Highlights in the fill (which tended to the Scrabbly side): [Capo di tutti capi] is the KINGPIN. CHEEK gets a funny clue: [Half-moon?], as in a single butt cheek. MY GIRL was a [1965 #1 hit for The Temptations]. To NITPICK is to [Cavil]. The [2007 People magazine adjective for Matt Damon] was SEXIEST; Damon's response was funny.
Clues that got in the way of my finding the answers (as they're supposed to on a Friday):
Randy Ross's CrosSynergy puzzle, "Riddle Me Math," dispenses four riddles that hinge on math-oriented puns:
The fill includes 22 answers that are 6 or 7 letters long, which gives the puzzle added freshness. There's the [Persian poet] Omar KHAYYAM, for example, and MT. SINAI, a [NY hospital named after a biblical site]. My favorite clue was [Harry and Tara] for REIDS—one doesn't ordinarily think of the Senate Majority Leader and the largely discredited actress in the same moment.
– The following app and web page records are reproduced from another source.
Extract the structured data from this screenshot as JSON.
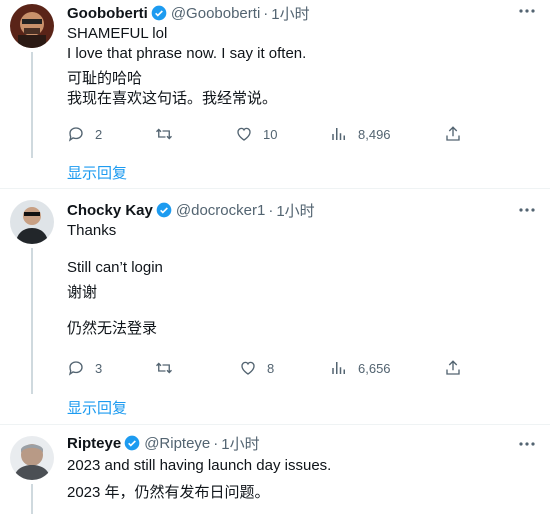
{
  "tweets": [
    {
      "name": "Gooboberti",
      "handle": "@Gooboberti",
      "time": "1小时",
      "lines": [
        "SHAMEFUL lol",
        "I love that phrase now. I say it often.",
        "可耻的哈哈",
        "我现在喜欢这句话。我经常说。"
      ],
      "replies": "2",
      "retweets": "",
      "likes": "10",
      "views": "8,496",
      "show_replies": "显示回复",
      "avatar_color": "#7a2e1e"
    },
    {
      "name": "Chocky Kay",
      "handle": "@docrocker1",
      "time": "1小时",
      "lines": [
        "Thanks",
        "Still can’t login",
        "谢谢",
        "仍然无法登录"
      ],
      "replies": "3",
      "retweets": "",
      "likes": "8",
      "views": "6,656",
      "show_replies": "显示回复",
      "avatar_color": "#3a3f44"
    },
    {
      "name": "Ripteye",
      "handle": "@Ripteye",
      "time": "1小时",
      "lines": [
        "2023 and still having launch day issues.",
        "2023 年，仍然有发布日问题。"
      ],
      "avatar_color": "#8a8f94"
    }
  ],
  "colors": {
    "accent": "#1d9bf0",
    "muted": "#536471",
    "verified": "#1d9bf0"
  },
  "icons": [
    "verified-badge-icon",
    "more-icon",
    "reply-icon",
    "retweet-icon",
    "like-icon",
    "views-icon",
    "share-icon"
  ]
}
Ed Sessa's Chronicle of Higher Education puzzle, "School of Victual Arts," is more playful than most CHE crosswords. The theme entries are five fields of academic study punned out with food. For example, ["You'll view the world as thin sheets of pastry in our ___ class"] clues PHYLLOSOPHY, based on philosophy and phyllo dough. LINGUINISTICS combines linguistics and linguini. Sociology becomes SUSHIOLOGY; economics, EGGONOMICS; and literature, LIQUORATURE. Interesting fill includes ALATEEN and DOGBANE, VESPUCCI and the Battle of MIDWAY. Did you look at your fingers to figure out [Second digit from the right]? The answer is the TENS digit next to the ones place.
Dan Fisher's Wall Street Journal crossword has a theme that combines two things I like: word manipulation (e.g., anagrams, reversals) and geography. In each "Global Recession" theme entry, the capital city (or maybe just a large city) points you to a country, the name of which appears in reverse (in highlighted squares) in the answer. The rest of the clue gives a more straightforward definition of the answer:
November 27, 2008